  • @HenryJackson, yes, the sump pump has been running regularly--water enters and gets pumped out as needed. No, we didn't do any other work that day or before. Yes, the pump was completely split open and falling apart--it looked like it got hit by a sledge hammer. :) – Jason Hischier Mar 20 '15 at 19:14
2

You removed the 1 way check valve, likely part of the pump, when you cut the line to the pump.

Your sump being low, already had a syphon ready to go, it just needed one last push to get started.

The pump of one of your neighbors started and everything in the pipes of all 4 pipes came flowing into your sump.

Your son witnessed an excellent lesson in gravity and syphons. Far more impressive than anything he will be shown even in college physics.

  • Thanks for your quick response--I forgot to mention that we did cut the pipe below the check valve so our neighbor's pump would not flow into our pit. I've added that missing detail to my original post. – Jason Hischier Mar 20 '15 at 18:01
  • Damn, I blinked and the underhand weekend league softball became a pro knuckleball. I will clearly have to improve my game. – Some Guy Mar 20 '15 at 19:38
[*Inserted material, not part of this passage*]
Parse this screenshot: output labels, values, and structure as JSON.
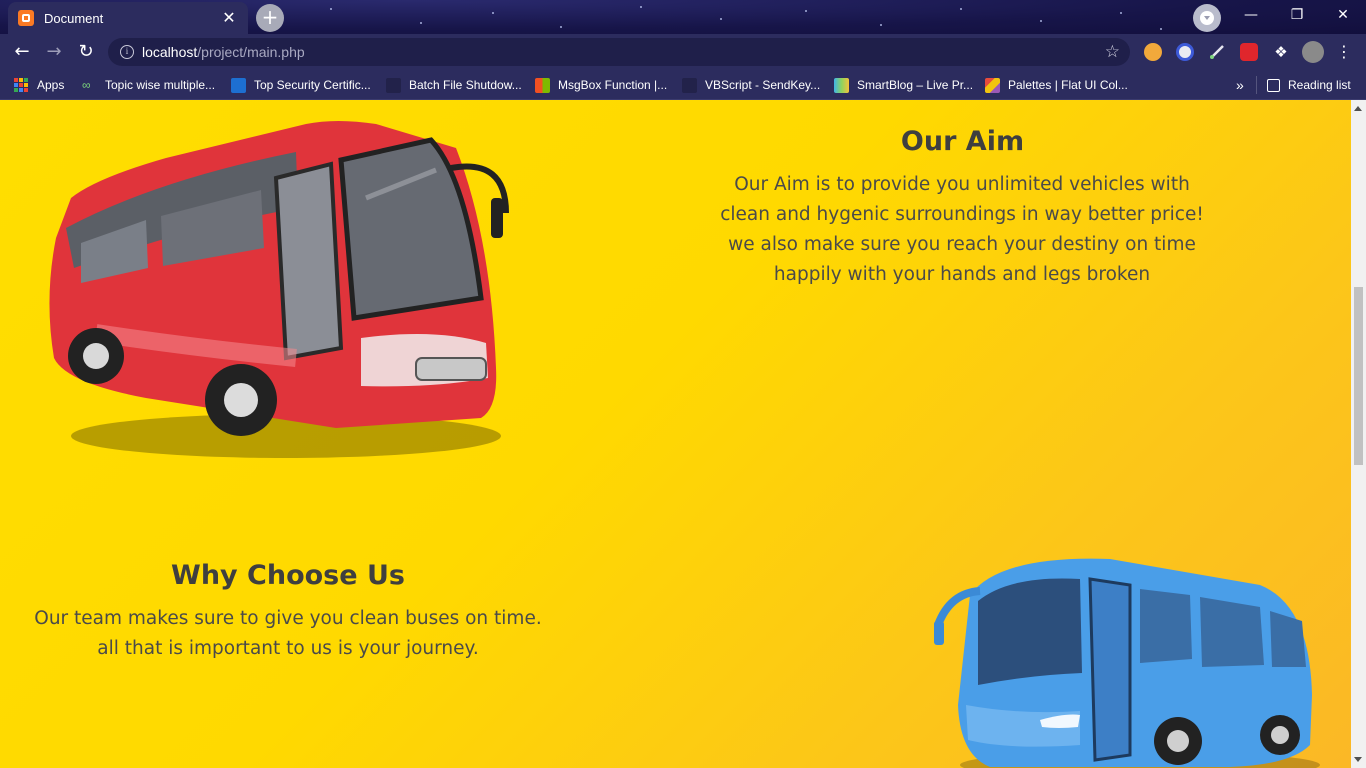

Your Answer

By clicking “Post Your Answer”, you agree to our terms of service, privacy policy and cookie policy

Not the answer you're looking for? Browse other questions tagged or ask your own question.